The information contained within this document is generic in nature and does not contain or constitute investment or investment product advice. The information has been obtained from sources that First Sentier Investors (“FSI”) believes to be reliable and accurate at the time of issue but no representation or warranty, expressed or implied, is made as to the fairness, accuracy, completeness or correctness of the information. Neither FSI, nor any of its associates, nor any director, officer or employee accepts any liability whatsoever for any loss arising directly or indirectly from any use of this document. This document has been prepared for general information purpose. It does not purport to be comprehensive or to render special advice.

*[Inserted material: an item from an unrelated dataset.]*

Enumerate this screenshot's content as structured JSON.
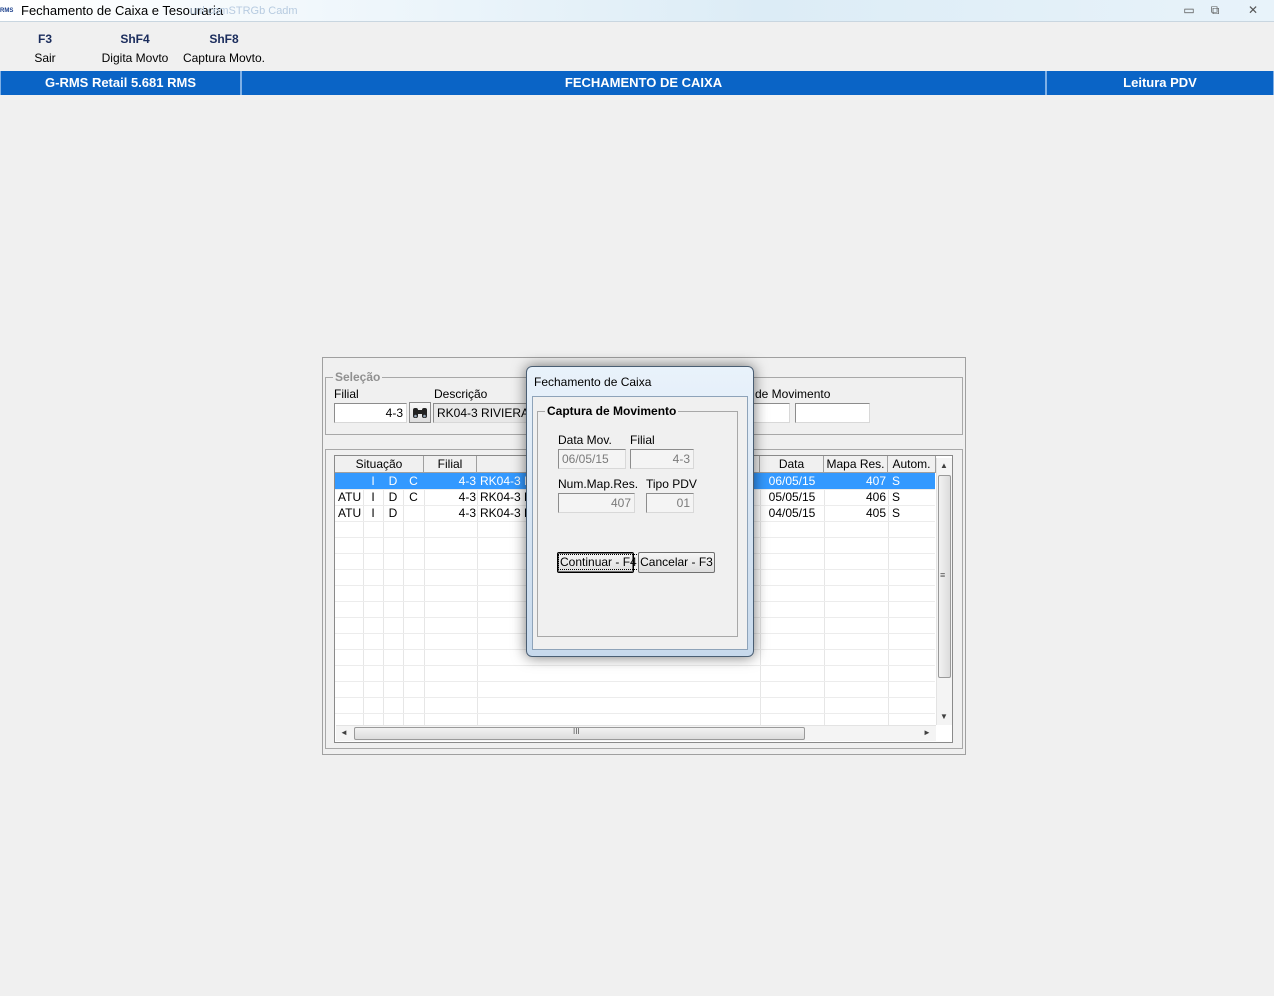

The views expressed herein are the views of the writer at the time of issue and may change over time. This is not an offer document, and does not constitute an investment recommendation. No person should rely on the content and/or act on the basis of any matter contained in this document without obtaining specific professional advice. The information in this document may not be reproduced in whole or in part or circulated without the prior consent of FSI. This document shall only be used and/or received in accordance with the applicable laws in the relevant jurisdiction.
Reference to specific securities (if any) is included for the purpose of illustration only and should not be construed as a recommendation to buy or sell the same. All securities mentioned herein may or may not form part of the holdings of First Sentier Investors’ portfolios at a certain point in time, and the holdings may change over time.
In Hong Kong, this document is issued by First Sentier Investors (Hong Kong) Limited and has not been reviewed by the Securities & Futures Commission in Hong Kong. In Singapore, this document is issued by First Sentier Investors (Singapore) whose company registration number is 196900420D. This advertisement or publication has not been reviewed by the Monetary Authority of Singapore. First Sentier Investors and FSSA Investment Managers are business names of First Sentier Investors (Hong Kong) Limited. First Sentier Investors (registration number 53236800B) and FSSA Investment Managers (registration number 53314080C) are business divisions of First Sentier Investors (Singapore). The FSSA Investment Managers logo is a trademark of the MUFG (as defined below) or an affiliate thereof.
First Sentier Investors (Hong Kong) Limited and First Sentier Investors (Singapore) are part of the investment management business of First Sentier Investors, which is ultimately owned by Mitsubishi UFJ Financial Group, Inc. (“MUFG”), a global financial group. First Sentier Investors includes a number of entities in different jurisdictions.
MUFG and its subsidiaries are not responsible for any statement or information contained in this document. Neither MUFG nor any of its subsidiaries guarantee the performance of any investment or entity referred to in this document or the repayment of capital. Any investments referred to are not deposits or other liabilities of MUFG or its subsidiaries, and are subject to investment risk, including loss of income and capital invested.
Sophia Li, Portfolio Manager, joined FSSA Investment Managers as a graduate in 2009 and has developed an extensive coverage of companies in North Asia. She is the lead manager of the FSSA Japan Equity fund and FSSA Asia Pacific All Cap fund.
This article was adapted from 2021-03 FSSA Japan Equities Client Letter (part 3 of 4).